--- Task directions ---
From the first entry to the last, repeat them all exactly.

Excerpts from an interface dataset
'''

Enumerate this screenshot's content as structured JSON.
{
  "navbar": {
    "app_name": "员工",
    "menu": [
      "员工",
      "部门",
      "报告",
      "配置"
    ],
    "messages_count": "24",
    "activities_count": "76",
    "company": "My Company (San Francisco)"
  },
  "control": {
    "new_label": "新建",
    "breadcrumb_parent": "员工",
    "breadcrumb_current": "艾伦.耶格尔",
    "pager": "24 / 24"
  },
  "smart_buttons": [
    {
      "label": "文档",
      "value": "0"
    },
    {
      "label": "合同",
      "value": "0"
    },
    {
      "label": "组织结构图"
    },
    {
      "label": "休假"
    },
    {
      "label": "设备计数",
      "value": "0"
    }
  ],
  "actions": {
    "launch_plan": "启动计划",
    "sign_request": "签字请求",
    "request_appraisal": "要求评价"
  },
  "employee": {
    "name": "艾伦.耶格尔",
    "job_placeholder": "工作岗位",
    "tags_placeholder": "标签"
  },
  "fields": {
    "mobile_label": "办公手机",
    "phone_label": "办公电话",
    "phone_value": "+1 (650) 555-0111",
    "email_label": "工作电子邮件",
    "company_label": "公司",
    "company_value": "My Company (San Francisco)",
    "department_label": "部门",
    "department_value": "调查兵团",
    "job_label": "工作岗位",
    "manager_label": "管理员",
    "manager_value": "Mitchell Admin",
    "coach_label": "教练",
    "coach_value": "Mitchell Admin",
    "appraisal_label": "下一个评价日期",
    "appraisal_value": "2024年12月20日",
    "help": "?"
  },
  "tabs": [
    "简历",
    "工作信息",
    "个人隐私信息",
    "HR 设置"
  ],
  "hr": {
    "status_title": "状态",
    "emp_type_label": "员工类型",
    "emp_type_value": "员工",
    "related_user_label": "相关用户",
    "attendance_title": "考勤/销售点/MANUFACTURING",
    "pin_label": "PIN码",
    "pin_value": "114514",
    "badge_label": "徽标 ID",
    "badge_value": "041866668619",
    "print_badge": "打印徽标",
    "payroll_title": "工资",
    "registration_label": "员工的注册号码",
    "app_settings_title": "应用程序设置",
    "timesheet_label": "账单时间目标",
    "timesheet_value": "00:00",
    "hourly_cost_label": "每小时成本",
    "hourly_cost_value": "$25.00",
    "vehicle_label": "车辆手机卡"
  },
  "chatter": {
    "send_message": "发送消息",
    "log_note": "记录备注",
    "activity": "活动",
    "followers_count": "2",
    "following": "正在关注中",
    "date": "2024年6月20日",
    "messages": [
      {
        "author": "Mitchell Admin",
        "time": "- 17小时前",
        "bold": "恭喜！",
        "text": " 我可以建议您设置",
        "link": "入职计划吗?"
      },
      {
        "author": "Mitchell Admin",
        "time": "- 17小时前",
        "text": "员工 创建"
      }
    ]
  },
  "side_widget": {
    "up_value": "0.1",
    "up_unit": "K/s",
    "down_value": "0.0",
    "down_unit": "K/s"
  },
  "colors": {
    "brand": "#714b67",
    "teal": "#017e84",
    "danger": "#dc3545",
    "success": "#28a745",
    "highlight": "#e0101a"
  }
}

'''

--- Result of this task ---
Enumerate this screenshot's content as structured JSON.
{
  "navbar": {
    "app_name": "员工",
    "menu": [
      "员工",
      "部门",
      "报告",
      "配置"
    ],
    "messages_count": "24",
    "activities_count": "76",
    "company": "My Company (San Francisco)"
  },
  "control": {
    "new_label": "新建",
    "breadcrumb_parent": "员工",
    "breadcrumb_current": "艾伦.耶格尔",
    "pager": "24 / 24"
  },
  "smart_buttons": [
    {
      "label": "文档",
      "value": "0"
    },
    {
      "label": "合同",
      "value": "0"
    },
    {
      "label": "组织结构图"
    },
    {
      "label": "休假"
    },
    {
      "label": "设备计数",
      "value": "0"
    }
  ],
  "actions": {
    "launch_plan": "启动计划",
    "sign_request": "签字请求",
    "request_appraisal": "要求评价"
  },
  "employee": {
    "name": "艾伦.耶格尔",
    "job_placeholder": "工作岗位",
    "tags_placeholder": "标签"
  },
  "fields": {
    "mobile_label": "办公手机",
    "phone_label": "办公电话",
    "phone_value": "+1 (650) 555-0111",
    "email_label": "工作电子邮件",
    "company_label": "公司",
    "company_value": "My Company (San Francisco)",
    "department_label": "部门",
    "department_value": "调查兵团",
    "job_label": "工作岗位",
    "manager_label": "管理员",
    "manager_value": "Mitchell Admin",
    "coach_label": "教练",
    "coach_value": "Mitchell Admin",
    "appraisal_label": "下一个评价日期",
    "appraisal_value": "2024年12月20日",
    "help": "?"
  },
  "tabs": [
    "简历",
    "工作信息",
    "个人隐私信息",
    "HR 设置"
  ],
  "hr": {
    "status_title": "状态",
    "emp_type_label": "员工类型",
    "emp_type_value": "员工",
    "related_user_label": "相关用户",
    "attendance_title": "考勤/销售点/MANUFACTURING",
    "pin_label": "PIN码",
    "pin_value": "114514",
    "badge_label": "徽标 ID",
    "badge_value": "041866668619",
    "print_badge": "打印徽标",
    "payroll_title": "工资",
    "registration_label": "员工的注册号码",
    "app_settings_title": "应用程序设置",
    "timesheet_label": "账单时间目标",
    "timesheet_value": "00:00",
    "hourly_cost_label": "每小时成本",
    "hourly_cost_value": "$25.00",
    "vehicle_label": "车辆手机卡"
  },
  "chatter": {
    "send_message": "发送消息",
    "log_note": "记录备注",
    "activity": "活动",
    "followers_count": "2",
    "following": "正在关注中",
    "date": "2024年6月20日",
    "messages": [
      {
        "author": "Mitchell Admin",
        "time": "- 17小时前",
        "bold": "恭喜！",
        "text": " 我可以建议您设置",
        "link": "入职计划吗?"
      },
      {
        "author": "Mitchell Admin",
        "time": "- 17小时前",
        "text": "员工 创建"
      }
    ]
  },
  "side_widget": {
    "up_value": "0.1",
    "up_unit": "K/s",
    "down_value": "0.0",
    "down_unit": "K/s"
  },
  "colors": {
    "brand": "#714b67",
    "teal": "#017e84",
    "danger": "#dc3545",
    "success": "#28a745",
    "highlight": "#e0101a"
  }
}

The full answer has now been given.